Automated Drug Design

On the Changing Circumstances of Inventorship

Many companies in the pharmaceutical industry are focusing on the development of medical products and drugs. Especially developing new drugs requires highly specialized employees and is both time-consuming and capital-intensive. Experienced researchers search for active pharmaceutical ingredients with a specific effect in relation to a certain target. When potential active pharmaceutical ingredients are identified, they are synthesized for industrial production on basis of the experts’ experiments.

In order to simplify and accelerate this process experts have been trying to implement various types of artificial intelligence (AI). The new methods that apply AI are called computer-assisted drug design, automated drug design or de novo drug design. They make it possible to search and structure enormous quantities of data. Expectations in AI-supported drug design are high and experts assume that in the future predictions regarding the respective molecular properties will be more accurate. Researchers will not become obsolete, but their role is going to change.
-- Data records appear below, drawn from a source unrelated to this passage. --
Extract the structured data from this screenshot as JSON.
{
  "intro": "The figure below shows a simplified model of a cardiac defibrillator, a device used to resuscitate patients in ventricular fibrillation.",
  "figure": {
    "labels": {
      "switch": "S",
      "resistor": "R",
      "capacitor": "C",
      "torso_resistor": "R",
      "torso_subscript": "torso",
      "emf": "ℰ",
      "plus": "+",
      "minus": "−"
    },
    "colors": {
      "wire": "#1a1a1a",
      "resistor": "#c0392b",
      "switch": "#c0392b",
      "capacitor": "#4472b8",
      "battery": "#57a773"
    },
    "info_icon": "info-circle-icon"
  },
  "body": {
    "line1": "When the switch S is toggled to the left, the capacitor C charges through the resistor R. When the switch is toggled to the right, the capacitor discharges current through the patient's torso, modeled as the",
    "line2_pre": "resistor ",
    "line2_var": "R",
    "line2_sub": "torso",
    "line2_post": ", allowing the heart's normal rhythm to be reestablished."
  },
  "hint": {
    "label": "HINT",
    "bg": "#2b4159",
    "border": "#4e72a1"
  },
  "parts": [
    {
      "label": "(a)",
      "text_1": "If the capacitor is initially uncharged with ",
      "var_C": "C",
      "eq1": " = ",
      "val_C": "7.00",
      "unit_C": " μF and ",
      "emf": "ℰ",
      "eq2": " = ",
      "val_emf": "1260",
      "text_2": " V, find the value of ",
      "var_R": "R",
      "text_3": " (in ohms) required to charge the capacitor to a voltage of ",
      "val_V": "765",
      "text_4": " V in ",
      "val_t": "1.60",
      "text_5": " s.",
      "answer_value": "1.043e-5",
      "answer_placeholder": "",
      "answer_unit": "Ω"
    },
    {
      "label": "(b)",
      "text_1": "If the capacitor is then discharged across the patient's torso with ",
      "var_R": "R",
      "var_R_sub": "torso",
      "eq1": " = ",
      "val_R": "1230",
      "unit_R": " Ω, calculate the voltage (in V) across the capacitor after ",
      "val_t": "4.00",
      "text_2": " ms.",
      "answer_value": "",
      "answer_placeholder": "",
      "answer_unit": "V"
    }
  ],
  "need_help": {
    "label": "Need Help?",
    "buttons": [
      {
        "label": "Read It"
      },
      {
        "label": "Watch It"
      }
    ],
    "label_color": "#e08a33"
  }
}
Especially in the field of patent law, the interaction between "man and machine" raises several questions, which are currently being examined at the ZLSR by Prof. Dr. Alfred Früh. A frequently discussed issue has been the patentability of AI "inventions" and to what extent such a protection can be justified. Further questions arise, if automated drug development is examined through the lense of the changing circumstances of inventorship, such as: Should companies also be able to be inventors? Or: Should the inventor’s personality rights be abolished?

Früh, A. (2021) "Inventorship in the Age of Artificial Intelligence", SSRN,

Früh, A.; Haux, D.H. (2021) "Künstliche Intelligenz als Erfinder:in?"